» REQUIRED WORK:
Nothing but a number should be given: the count of lines in the data that include the string "services".

» DATA PROVIDED:
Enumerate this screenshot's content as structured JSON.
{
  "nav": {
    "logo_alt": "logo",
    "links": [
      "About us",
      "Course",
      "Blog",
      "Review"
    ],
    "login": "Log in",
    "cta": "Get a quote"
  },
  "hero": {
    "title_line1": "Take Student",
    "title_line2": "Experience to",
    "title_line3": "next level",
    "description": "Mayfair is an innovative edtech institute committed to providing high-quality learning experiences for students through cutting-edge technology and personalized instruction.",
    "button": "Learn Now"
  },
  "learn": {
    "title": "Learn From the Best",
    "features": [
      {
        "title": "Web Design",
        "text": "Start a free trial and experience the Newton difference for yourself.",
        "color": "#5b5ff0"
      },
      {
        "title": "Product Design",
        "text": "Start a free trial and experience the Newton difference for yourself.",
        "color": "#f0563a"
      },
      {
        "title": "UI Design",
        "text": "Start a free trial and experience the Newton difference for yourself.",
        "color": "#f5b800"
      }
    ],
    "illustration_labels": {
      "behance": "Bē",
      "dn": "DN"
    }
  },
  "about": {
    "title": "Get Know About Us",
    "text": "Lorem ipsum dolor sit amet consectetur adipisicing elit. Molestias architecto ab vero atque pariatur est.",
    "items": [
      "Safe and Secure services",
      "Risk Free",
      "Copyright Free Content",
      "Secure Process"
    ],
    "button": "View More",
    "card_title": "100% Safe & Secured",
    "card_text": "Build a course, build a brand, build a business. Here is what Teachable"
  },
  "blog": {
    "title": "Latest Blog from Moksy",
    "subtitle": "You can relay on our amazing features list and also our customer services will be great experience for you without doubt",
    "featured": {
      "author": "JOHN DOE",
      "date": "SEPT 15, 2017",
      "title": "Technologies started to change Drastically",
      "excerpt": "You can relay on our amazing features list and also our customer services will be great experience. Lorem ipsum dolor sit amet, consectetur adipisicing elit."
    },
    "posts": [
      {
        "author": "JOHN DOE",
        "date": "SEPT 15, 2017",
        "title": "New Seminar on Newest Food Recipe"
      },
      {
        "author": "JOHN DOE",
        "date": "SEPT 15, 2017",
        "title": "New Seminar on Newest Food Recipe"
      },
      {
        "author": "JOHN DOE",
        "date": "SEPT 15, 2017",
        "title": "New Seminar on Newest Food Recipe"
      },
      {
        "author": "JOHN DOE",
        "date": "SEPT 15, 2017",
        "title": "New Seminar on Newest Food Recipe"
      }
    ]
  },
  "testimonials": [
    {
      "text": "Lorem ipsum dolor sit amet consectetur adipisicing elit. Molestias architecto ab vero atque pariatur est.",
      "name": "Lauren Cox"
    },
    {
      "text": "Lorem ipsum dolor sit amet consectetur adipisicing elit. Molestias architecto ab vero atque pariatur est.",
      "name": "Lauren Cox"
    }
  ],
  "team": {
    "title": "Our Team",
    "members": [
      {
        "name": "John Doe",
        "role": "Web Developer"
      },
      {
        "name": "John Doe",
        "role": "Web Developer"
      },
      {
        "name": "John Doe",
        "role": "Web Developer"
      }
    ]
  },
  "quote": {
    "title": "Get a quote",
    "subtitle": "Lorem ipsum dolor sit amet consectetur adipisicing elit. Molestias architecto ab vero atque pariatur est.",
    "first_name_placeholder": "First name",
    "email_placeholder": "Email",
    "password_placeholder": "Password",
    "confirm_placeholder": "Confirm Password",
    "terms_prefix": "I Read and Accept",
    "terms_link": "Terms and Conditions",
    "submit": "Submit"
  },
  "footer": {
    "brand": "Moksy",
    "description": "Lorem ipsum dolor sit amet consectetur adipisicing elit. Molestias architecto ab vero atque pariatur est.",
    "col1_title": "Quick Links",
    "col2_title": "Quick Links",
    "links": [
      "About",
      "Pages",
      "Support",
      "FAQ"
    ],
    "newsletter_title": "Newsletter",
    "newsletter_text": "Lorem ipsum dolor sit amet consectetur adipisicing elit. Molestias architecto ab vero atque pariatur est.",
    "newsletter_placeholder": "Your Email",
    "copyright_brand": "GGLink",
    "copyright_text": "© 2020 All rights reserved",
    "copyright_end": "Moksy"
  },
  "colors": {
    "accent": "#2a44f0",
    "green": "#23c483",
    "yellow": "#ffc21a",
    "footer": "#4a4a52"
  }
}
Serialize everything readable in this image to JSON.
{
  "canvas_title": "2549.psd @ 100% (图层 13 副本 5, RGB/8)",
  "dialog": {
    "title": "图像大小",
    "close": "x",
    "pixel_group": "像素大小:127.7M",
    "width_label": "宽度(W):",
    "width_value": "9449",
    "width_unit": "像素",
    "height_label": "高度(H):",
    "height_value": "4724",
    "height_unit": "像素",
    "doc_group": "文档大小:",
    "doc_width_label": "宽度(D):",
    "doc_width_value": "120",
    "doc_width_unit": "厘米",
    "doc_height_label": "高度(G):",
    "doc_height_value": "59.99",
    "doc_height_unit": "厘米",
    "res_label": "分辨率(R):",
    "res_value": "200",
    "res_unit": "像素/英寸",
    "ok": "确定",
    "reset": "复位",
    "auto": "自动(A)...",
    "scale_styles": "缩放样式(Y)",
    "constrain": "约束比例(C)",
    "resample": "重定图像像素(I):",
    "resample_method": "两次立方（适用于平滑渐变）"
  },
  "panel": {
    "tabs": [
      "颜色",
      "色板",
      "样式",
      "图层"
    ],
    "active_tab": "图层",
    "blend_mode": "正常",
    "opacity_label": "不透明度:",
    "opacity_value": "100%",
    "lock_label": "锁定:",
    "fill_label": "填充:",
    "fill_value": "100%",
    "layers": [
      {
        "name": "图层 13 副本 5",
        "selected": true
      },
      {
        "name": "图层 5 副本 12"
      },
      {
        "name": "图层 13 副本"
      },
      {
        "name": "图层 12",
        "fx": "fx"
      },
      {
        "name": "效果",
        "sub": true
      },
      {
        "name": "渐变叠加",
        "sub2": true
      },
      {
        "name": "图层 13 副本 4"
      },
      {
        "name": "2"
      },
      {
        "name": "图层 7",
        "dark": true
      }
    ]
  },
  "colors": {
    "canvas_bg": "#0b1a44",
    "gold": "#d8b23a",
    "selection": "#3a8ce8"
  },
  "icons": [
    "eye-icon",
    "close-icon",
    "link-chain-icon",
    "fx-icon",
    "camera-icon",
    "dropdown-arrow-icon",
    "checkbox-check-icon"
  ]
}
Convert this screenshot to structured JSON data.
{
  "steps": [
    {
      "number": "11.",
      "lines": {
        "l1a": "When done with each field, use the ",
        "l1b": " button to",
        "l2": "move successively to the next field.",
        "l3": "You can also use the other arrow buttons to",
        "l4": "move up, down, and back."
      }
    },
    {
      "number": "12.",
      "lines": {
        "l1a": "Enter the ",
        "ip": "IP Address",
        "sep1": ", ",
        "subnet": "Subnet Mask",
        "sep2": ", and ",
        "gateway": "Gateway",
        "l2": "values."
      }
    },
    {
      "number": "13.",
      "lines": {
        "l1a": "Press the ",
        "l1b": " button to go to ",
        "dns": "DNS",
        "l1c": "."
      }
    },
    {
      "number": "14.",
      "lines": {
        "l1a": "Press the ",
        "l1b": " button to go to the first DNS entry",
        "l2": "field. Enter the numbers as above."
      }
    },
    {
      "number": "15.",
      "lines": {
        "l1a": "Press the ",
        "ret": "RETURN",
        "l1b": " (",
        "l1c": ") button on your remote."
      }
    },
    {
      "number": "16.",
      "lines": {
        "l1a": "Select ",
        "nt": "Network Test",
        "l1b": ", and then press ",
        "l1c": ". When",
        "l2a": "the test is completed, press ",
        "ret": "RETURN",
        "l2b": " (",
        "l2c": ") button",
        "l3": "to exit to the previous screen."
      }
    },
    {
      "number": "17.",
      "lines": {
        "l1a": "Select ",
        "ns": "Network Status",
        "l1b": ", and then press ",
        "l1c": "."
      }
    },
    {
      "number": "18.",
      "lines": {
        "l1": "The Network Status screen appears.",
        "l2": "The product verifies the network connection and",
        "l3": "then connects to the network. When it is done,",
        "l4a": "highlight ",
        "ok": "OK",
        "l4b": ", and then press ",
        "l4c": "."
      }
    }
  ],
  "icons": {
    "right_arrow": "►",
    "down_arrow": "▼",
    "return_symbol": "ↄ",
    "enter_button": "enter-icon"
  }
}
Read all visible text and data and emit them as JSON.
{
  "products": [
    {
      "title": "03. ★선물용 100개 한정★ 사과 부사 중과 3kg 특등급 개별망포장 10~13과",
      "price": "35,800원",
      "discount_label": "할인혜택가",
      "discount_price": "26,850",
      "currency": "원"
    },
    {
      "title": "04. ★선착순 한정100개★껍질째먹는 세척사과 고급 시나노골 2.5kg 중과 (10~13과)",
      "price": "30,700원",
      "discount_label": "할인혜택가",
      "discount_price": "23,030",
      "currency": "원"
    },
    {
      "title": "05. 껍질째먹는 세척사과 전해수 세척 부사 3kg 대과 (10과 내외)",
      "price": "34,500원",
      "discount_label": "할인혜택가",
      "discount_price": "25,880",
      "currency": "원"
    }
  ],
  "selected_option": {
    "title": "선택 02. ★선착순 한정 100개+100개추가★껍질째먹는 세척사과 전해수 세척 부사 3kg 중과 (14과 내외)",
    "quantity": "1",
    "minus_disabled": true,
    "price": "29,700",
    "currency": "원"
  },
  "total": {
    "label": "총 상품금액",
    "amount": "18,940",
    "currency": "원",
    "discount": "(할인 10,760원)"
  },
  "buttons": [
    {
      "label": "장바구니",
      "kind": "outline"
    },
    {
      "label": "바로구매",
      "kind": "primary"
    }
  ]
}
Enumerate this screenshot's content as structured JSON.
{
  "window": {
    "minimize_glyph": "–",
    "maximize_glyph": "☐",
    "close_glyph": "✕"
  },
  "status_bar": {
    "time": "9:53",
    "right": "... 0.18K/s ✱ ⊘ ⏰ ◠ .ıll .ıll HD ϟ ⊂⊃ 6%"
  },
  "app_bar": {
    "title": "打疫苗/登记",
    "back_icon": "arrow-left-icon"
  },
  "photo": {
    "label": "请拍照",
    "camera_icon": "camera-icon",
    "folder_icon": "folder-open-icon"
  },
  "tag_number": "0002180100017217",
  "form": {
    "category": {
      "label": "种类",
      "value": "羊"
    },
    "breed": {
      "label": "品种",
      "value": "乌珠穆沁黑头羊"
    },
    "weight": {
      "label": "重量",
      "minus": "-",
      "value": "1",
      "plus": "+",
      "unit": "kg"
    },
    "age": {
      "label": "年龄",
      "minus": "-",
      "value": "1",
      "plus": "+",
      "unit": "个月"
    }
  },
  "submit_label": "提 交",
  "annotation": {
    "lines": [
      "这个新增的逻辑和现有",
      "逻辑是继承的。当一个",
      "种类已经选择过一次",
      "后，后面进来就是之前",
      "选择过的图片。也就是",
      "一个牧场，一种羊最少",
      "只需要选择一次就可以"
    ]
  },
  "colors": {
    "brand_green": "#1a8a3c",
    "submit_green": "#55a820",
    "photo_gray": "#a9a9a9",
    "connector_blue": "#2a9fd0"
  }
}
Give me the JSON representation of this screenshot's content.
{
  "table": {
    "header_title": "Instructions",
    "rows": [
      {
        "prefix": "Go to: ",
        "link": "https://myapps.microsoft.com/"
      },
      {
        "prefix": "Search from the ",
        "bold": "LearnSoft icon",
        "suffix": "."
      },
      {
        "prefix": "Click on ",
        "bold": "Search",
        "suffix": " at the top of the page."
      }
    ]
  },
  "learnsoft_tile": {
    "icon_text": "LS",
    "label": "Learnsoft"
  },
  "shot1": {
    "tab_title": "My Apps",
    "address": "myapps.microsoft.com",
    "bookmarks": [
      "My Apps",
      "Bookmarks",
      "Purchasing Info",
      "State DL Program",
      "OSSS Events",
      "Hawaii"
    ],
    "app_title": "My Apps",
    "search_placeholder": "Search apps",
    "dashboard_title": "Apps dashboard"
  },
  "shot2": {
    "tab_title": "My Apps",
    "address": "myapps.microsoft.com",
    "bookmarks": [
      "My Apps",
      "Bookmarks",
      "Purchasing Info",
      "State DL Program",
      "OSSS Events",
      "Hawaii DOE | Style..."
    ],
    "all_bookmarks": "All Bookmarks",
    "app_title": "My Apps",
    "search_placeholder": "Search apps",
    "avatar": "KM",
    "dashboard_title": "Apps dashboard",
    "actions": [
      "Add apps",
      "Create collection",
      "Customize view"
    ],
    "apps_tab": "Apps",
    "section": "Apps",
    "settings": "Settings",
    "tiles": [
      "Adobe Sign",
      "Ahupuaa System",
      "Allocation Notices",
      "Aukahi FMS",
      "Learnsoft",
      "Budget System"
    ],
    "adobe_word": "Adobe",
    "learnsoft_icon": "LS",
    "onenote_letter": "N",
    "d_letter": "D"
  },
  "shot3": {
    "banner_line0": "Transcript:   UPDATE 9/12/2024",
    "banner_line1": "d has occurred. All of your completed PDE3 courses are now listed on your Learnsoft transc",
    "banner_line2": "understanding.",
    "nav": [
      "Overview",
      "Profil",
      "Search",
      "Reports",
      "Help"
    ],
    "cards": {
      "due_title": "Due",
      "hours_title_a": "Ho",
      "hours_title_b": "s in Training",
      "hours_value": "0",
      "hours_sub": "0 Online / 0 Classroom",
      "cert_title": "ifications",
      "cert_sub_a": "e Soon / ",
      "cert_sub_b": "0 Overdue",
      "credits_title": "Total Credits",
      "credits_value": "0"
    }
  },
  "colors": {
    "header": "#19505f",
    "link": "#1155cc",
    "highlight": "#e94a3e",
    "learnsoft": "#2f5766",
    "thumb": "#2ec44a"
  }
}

» ANSWER TO THE PROBLEM:
3